She glanced at it, and wrinkled her nose a little. “Yeah, well, for an author like that…it doesn’t make much of a difference.”
I was a little taken aback. I had specifically held on to that book because it was signed, and that made me feel it was valuable. Trying to rally, I showed her my collector’s edition book. She typed some numbers into the computer, and watched the screen with a furrowed brow, her eyes darting back and forth.
“Well,” she sighed, “That book USED to be considered a collector’s edition, but with the internet now, it’s too easy to find a copy of it. I can buy it from you as a reader’s edition if you’re not super attached to it.”
This was getting depressing. And concerning. Those two were the ones I actually thought were valuable and would definitely sell. I numbly agreed to selling the collector’s edition as a reader’s edition, and then watched her rapidly sort through my other books, the majority of which she pushed back across the counter at me as “no thank yous.” In the end, she only bought three of my books.
For a total of $7.25.
I dumped my unsellable books (including the autographed one) into their recycle box, found the book I’d come there to buy, and went to the registers. With the buy-back money, I had knocked down the price to $9.70, which was better than $23, or even $16, but still not free as I had anticipated.
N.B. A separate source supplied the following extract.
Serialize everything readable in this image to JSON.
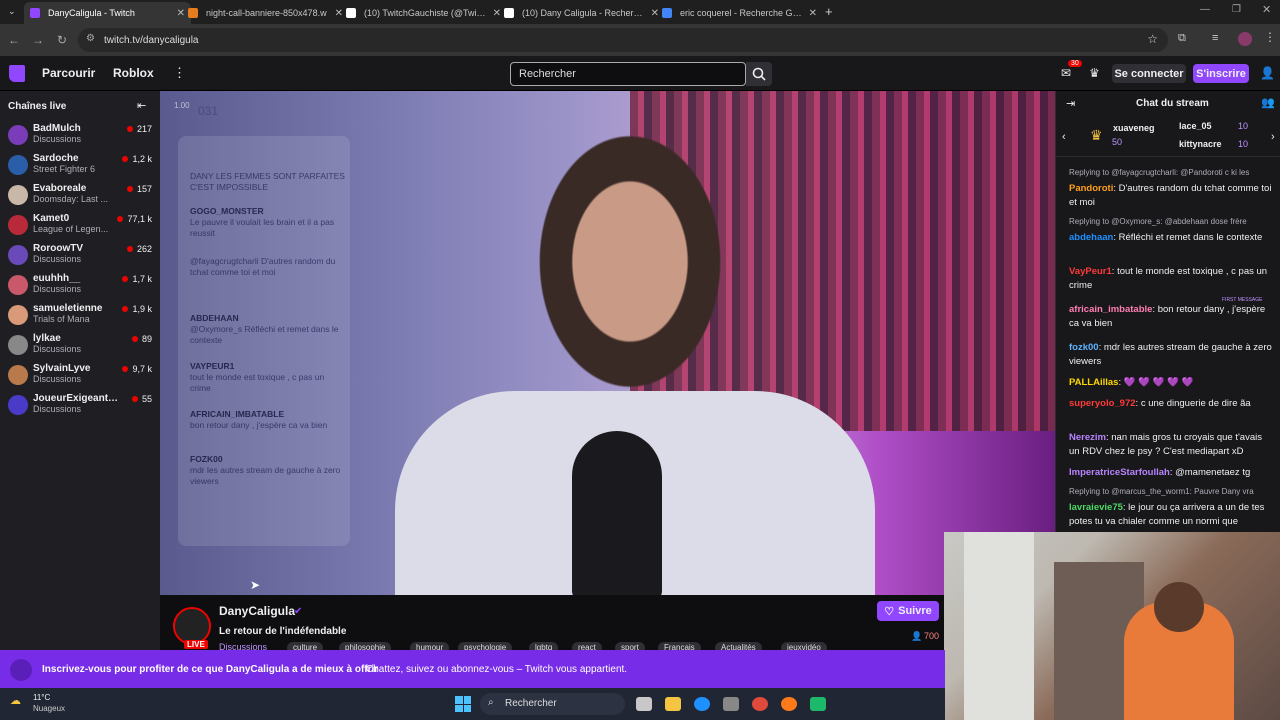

I was pretty bummed.
As I waited in line though, I thought about how many times, while doing resale of any kind – clothing, books, music, ebay, craigslist, even yard sales – I have been surprised to find out how little value my stuff actually has to the rest of the world. Things that I have held on to for years because I felt they were special or valuable have often been items I couldn’t even sell for a dollar – I’ve had to just give them away. Which makes it seem a bit crazy that I’ve spent so much money and time and energy acquiring all that stuff, and storing it. I am the one who assigned it value and gave it space in my home. To the rest of the world, it’s just crap. And no one wants my crap. And when I think about it that way, some of it is starting to look more like crap to me too.
So in the end, I got the book I wanted and I didn’t have to wait for it, and I’m finding it really useful as I approach my closet cleaning. I also ended up with less crowded bookshelves since I got rid of twelve books and only bought one new one. And I got a really valuable reminder about, well, value. For $9.70. BARGAIN!